‘Hybrid’ players are key
Patriots are in position
Belichick likes draft possibilities
Though there still may be one or two private workouts to complete — just to do as much homework on a prospect as possible — with the NFL draft starting Thursday, Patriots coach Bill Belichick believes his team is in a good place.
Headed home after another day at Gillette Stadium preparing, Belichick spent a few minutes Saturday night talking about a number of draft topics.
First up, whether he feels the quality and quantity of players at defensive line is as strong as it is widely believed to be this year.
“I think there are a lot of defensive linemen that are going to be drafted high in this draft; a lot in the first round,’’ he said. “I think there will be a lot of guys taken in the first round, high second round.’’
While several schools — Texas A&M, Texas Tech, Georgia Tech, and Notre Dame among them — have begun using a 3-4 defense, it hasn’t much changed the projecting the Patriots have to do when looking for a player who might fit their front seven.

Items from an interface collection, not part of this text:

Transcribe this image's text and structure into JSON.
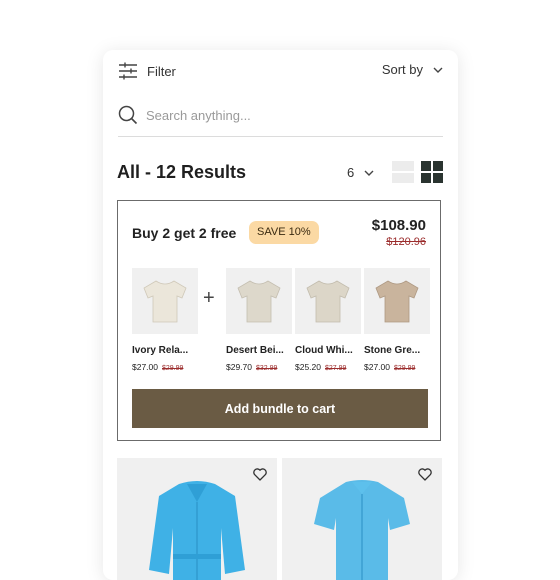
{
  "topbar": {
    "filter_label": "Filter",
    "sort_label": "Sort by"
  },
  "search": {
    "placeholder": "Search anything..."
  },
  "results": {
    "title": "All - 12 Results",
    "per_page": "6"
  },
  "bundle": {
    "title": "Buy 2 get 2 free",
    "badge": "SAVE 10%",
    "price": "$108.90",
    "old_price": "$120.96",
    "products": [
      {
        "name": "Ivory Rela...",
        "price": "$27.00",
        "old_price": "$29.99",
        "color": "#ebe6da"
      },
      {
        "name": "Desert Bei...",
        "price": "$29.70",
        "old_price": "$32.99",
        "color": "#ddd8cb"
      },
      {
        "name": "Cloud Whi...",
        "price": "$25.20",
        "old_price": "$27.99",
        "color": "#dcd6c8"
      },
      {
        "name": "Stone Gre...",
        "price": "$27.00",
        "old_price": "$29.99",
        "color": "#c9b49d"
      }
    ],
    "button_label": "Add bundle to cart"
  },
  "colors": {
    "accent": "#6a5b44",
    "badge_bg": "#fbd9a4",
    "strike": "#9b2c2c",
    "garment_blue": "#3fb1e6"
  }
}
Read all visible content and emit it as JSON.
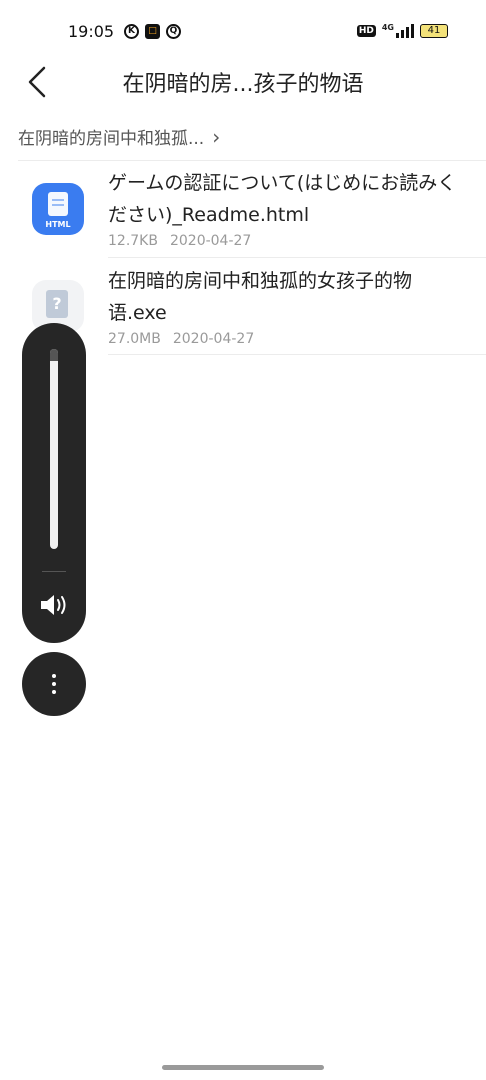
{
  "status_bar": {
    "time": "19:05",
    "left_icons": [
      "k-icon",
      "app-orange-icon",
      "q-icon"
    ],
    "hd_label": "HD",
    "network_label": "4G",
    "battery": "41"
  },
  "header": {
    "title": "在阴暗的房...孩子的物语"
  },
  "breadcrumb": {
    "label": "在阴暗的房间中和独孤...",
    "chevron": "›"
  },
  "files": [
    {
      "name": "ゲームの認証について(はじめにお読みください)_Readme.html",
      "size": "12.7KB",
      "date": "2020-04-27",
      "icon": "html-file-icon",
      "icon_label": "HTML"
    },
    {
      "name": "在阴暗的房间中和独孤的女孩子的物语.exe",
      "size": "27.0MB",
      "date": "2020-04-27",
      "icon": "unknown-file-icon",
      "icon_label": "?"
    }
  ],
  "volume": {
    "level": 0.94
  },
  "colors": {
    "html_icon_bg": "#3a7cf0",
    "overlay_bg": "#262626"
  }
}
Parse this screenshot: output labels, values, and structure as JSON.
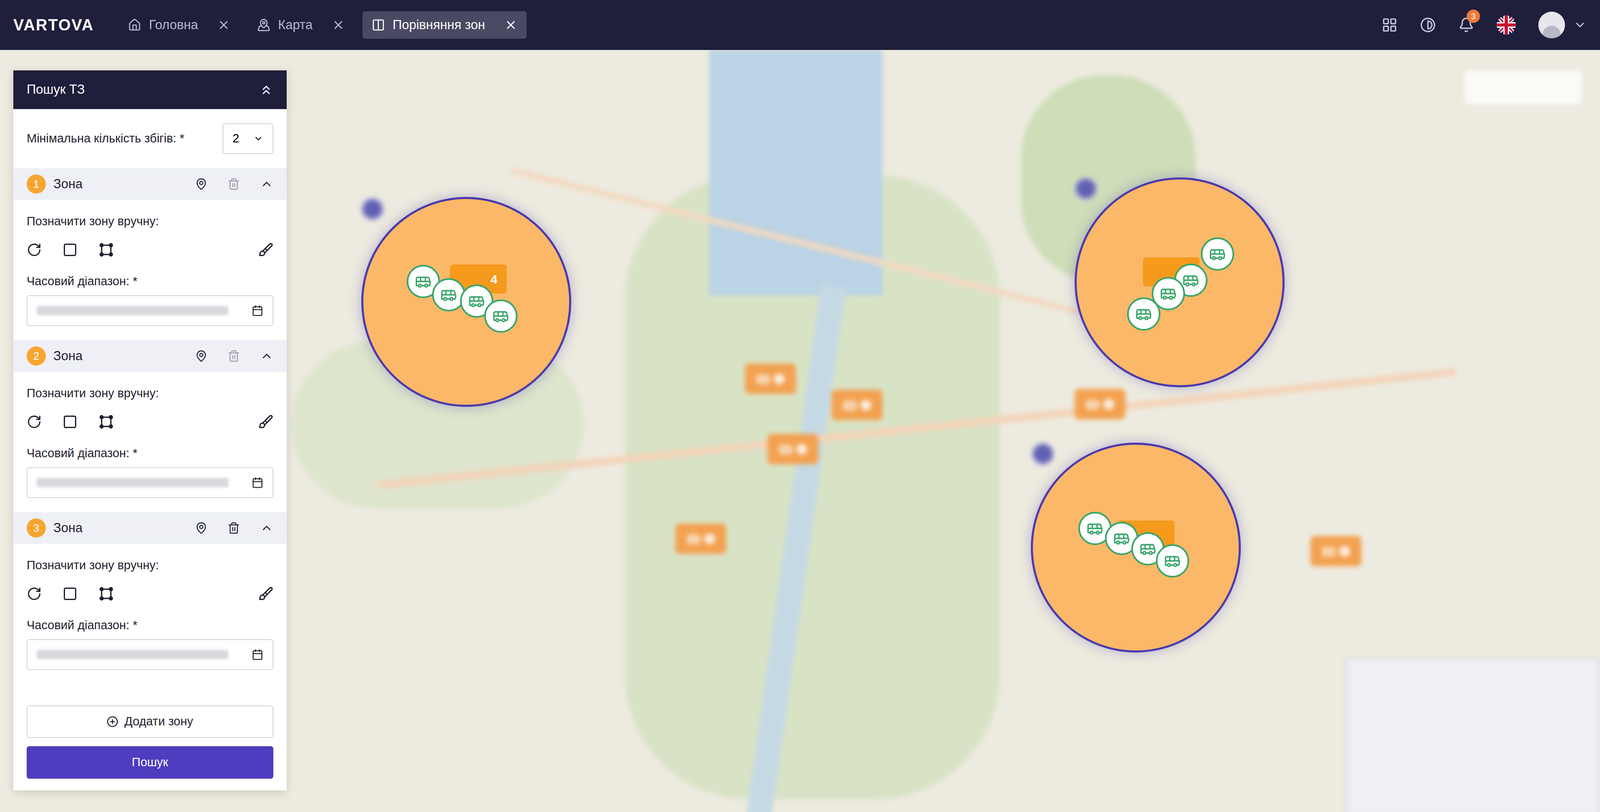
{
  "app": {
    "logo": "VARTOVA"
  },
  "tabs": [
    {
      "label": "Головна",
      "selected": false
    },
    {
      "label": "Карта",
      "selected": false
    },
    {
      "label": "Порівняння зон",
      "selected": true
    }
  ],
  "header": {
    "notifications": "3"
  },
  "panel": {
    "title": "Пошук ТЗ",
    "expanded": true,
    "min_matches": {
      "label": "Мінімальна кількість збігів: *",
      "value": "2"
    },
    "zones": [
      {
        "number": "1",
        "title": "Зона",
        "expanded": true,
        "delete_disabled": true,
        "draw_label": "Позначити зону вручну:",
        "time_label": "Часовий діапазон: *"
      },
      {
        "number": "2",
        "title": "Зона",
        "expanded": true,
        "delete_disabled": true,
        "draw_label": "Позначити зону вручну:",
        "time_label": "Часовий діапазон: *"
      },
      {
        "number": "3",
        "title": "Зона",
        "expanded": true,
        "delete_disabled": false,
        "draw_label": "Позначити зону вручну:",
        "time_label": "Часовий діапазон: *"
      }
    ],
    "add_button": "Додати зону",
    "search_button": "Пошук"
  },
  "map": {
    "zones": [
      {
        "number": "1",
        "vehicles": 4,
        "cluster": "4"
      },
      {
        "number": "2",
        "vehicles": 4,
        "cluster": ""
      },
      {
        "number": "3",
        "vehicles": 4,
        "cluster": ""
      }
    ],
    "group_markers": 6,
    "points": 3
  }
}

“Teams that do it, it certainly helps you to see techniques similar to what we play, but for the most part, college defensive ends are going to be outside linebackers [in New England’s 3-4],’’ Belichick said. “You have to project how they’re going to play on their feet. Even if they play some of the same positions, college football, with all of the option offense and quarterback-keeping plays, it’s really a lot different than what we see [in the NFL].’’
Last week on Sirius NFL radio, Belichick said he believes how teams evaluate those “hybrid’’ players will be a key part of the draft.

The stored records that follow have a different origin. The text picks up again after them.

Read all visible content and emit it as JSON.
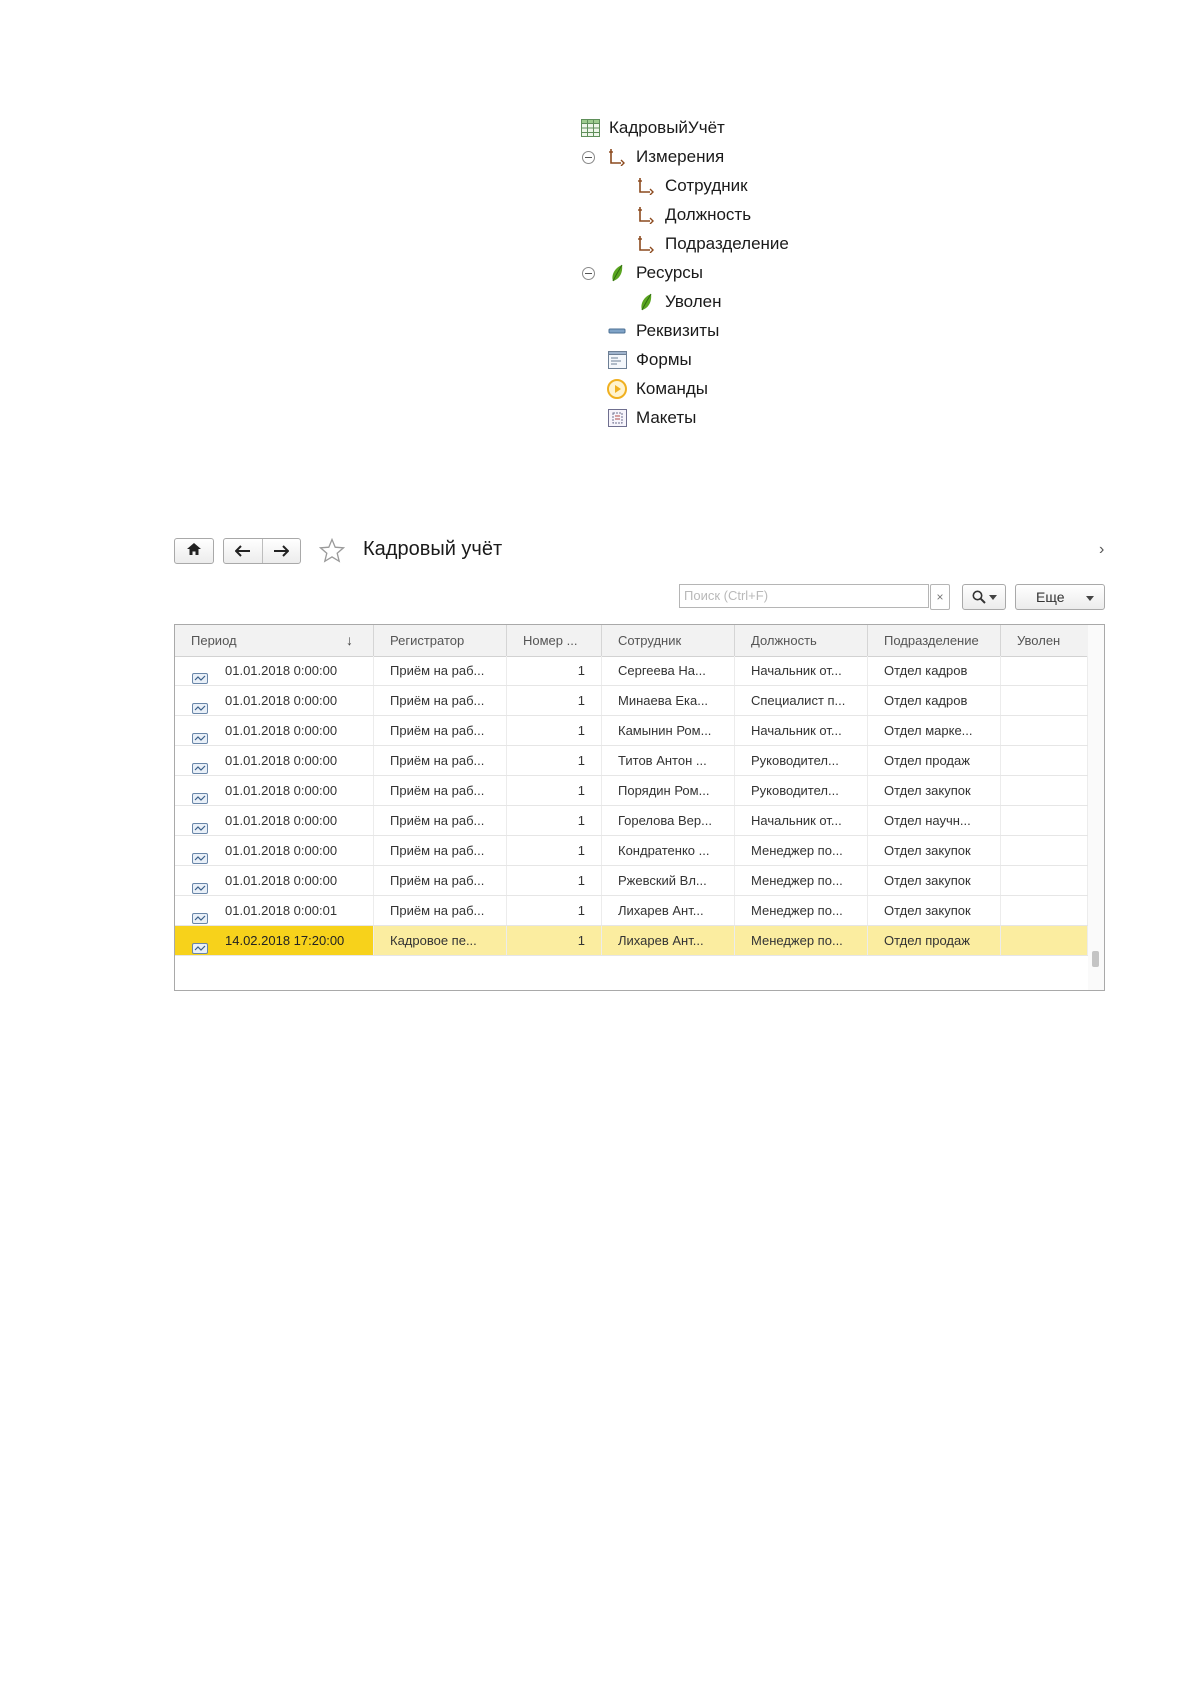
{
  "tree": {
    "root": "КадровыйУчёт",
    "dimensions_label": "Измерения",
    "dimensions": [
      "Сотрудник",
      "Должность",
      "Подразделение"
    ],
    "resources_label": "Ресурсы",
    "resources": [
      "Уволен"
    ],
    "attributes_label": "Реквизиты",
    "forms_label": "Формы",
    "commands_label": "Команды",
    "templates_label": "Макеты"
  },
  "form": {
    "title": "Кадровый учёт",
    "search_placeholder": "Поиск (Ctrl+F)",
    "clear_label": "×",
    "more_label": "Еще",
    "sort_arrow": "↓",
    "expand_glyph": "›"
  },
  "columns": [
    "Период",
    "Регистратор",
    "Номер ...",
    "Сотрудник",
    "Должность",
    "Подразделение",
    "Уволен"
  ],
  "rows": [
    {
      "period": "01.01.2018 0:00:00",
      "registrar": "Приём на раб...",
      "number": "1",
      "employee": "Сергеева На...",
      "position": "Начальник от...",
      "department": "Отдел кадров",
      "fired": ""
    },
    {
      "period": "01.01.2018 0:00:00",
      "registrar": "Приём на раб...",
      "number": "1",
      "employee": "Минаева Ека...",
      "position": "Специалист п...",
      "department": "Отдел кадров",
      "fired": ""
    },
    {
      "period": "01.01.2018 0:00:00",
      "registrar": "Приём на раб...",
      "number": "1",
      "employee": "Камынин Ром...",
      "position": "Начальник от...",
      "department": "Отдел марке...",
      "fired": ""
    },
    {
      "period": "01.01.2018 0:00:00",
      "registrar": "Приём на раб...",
      "number": "1",
      "employee": "Титов Антон ...",
      "position": "Руководител...",
      "department": "Отдел продаж",
      "fired": ""
    },
    {
      "period": "01.01.2018 0:00:00",
      "registrar": "Приём на раб...",
      "number": "1",
      "employee": "Порядин Ром...",
      "position": "Руководител...",
      "department": "Отдел закупок",
      "fired": ""
    },
    {
      "period": "01.01.2018 0:00:00",
      "registrar": "Приём на раб...",
      "number": "1",
      "employee": "Горелова Вер...",
      "position": "Начальник от...",
      "department": "Отдел научн...",
      "fired": ""
    },
    {
      "period": "01.01.2018 0:00:00",
      "registrar": "Приём на раб...",
      "number": "1",
      "employee": "Кондратенко ...",
      "position": "Менеджер по...",
      "department": "Отдел закупок",
      "fired": ""
    },
    {
      "period": "01.01.2018 0:00:00",
      "registrar": "Приём на раб...",
      "number": "1",
      "employee": "Ржевский Вл...",
      "position": "Менеджер по...",
      "department": "Отдел закупок",
      "fired": ""
    },
    {
      "period": "01.01.2018 0:00:01",
      "registrar": "Приём на раб...",
      "number": "1",
      "employee": "Лихарев Ант...",
      "position": "Менеджер по...",
      "department": "Отдел закупок",
      "fired": ""
    },
    {
      "period": "14.02.2018 17:20:00",
      "registrar": "Кадровое пе...",
      "number": "1",
      "employee": "Лихарев Ант...",
      "position": "Менеджер по...",
      "department": "Отдел продаж",
      "fired": "",
      "selected": true
    }
  ],
  "colors": {
    "selected_row": "#fbeda0",
    "selected_cell": "#f7d21b",
    "dimension_icon": "#8c4a1e",
    "resource_icon": "#5aa520",
    "command_icon": "#f0b020"
  }
}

Before the lockout began March 11, New England was able to add just one player to its roster: veteran Marcus Stroud, who had been released by Buffalo. Since the lockout, teams have been unable to sign free agents, including their own.
As a result, this is the first time the draft will be held before free agency truly opens.
But while it has made things different, it hasn’t altered the Patriots’ approach to the draft.
“I don’t feel like we’ve ever gone in saying, ‘We have to draft this position, draft that position,’ ’’ said Belichick. “It’s definitely a different process and position to have not signed the six or eight free agents from our team [or] another team at this point. I think it makes your roster look a little bit different, but I think draft-wise, you have to get the best players for your team.
“If there’s value there, that’s great, but if you try to force players into positions you end up having to look for the same players the next year. We’ll go through the same process and try to draft the players that we think will help our team the most. But it is different in that free agency hasn’t happened yet.’’
As Belichick and the staff have assembled at Gillette to conduct draft business, there’s one thing that’s been unusual: the building.
“It is quiet,’’ Belichick said. “At this time of year, you’d see guys walking through the door, hear the weights clanging, going and doing individual football things. It’s definitely different that they’re not in that process.’’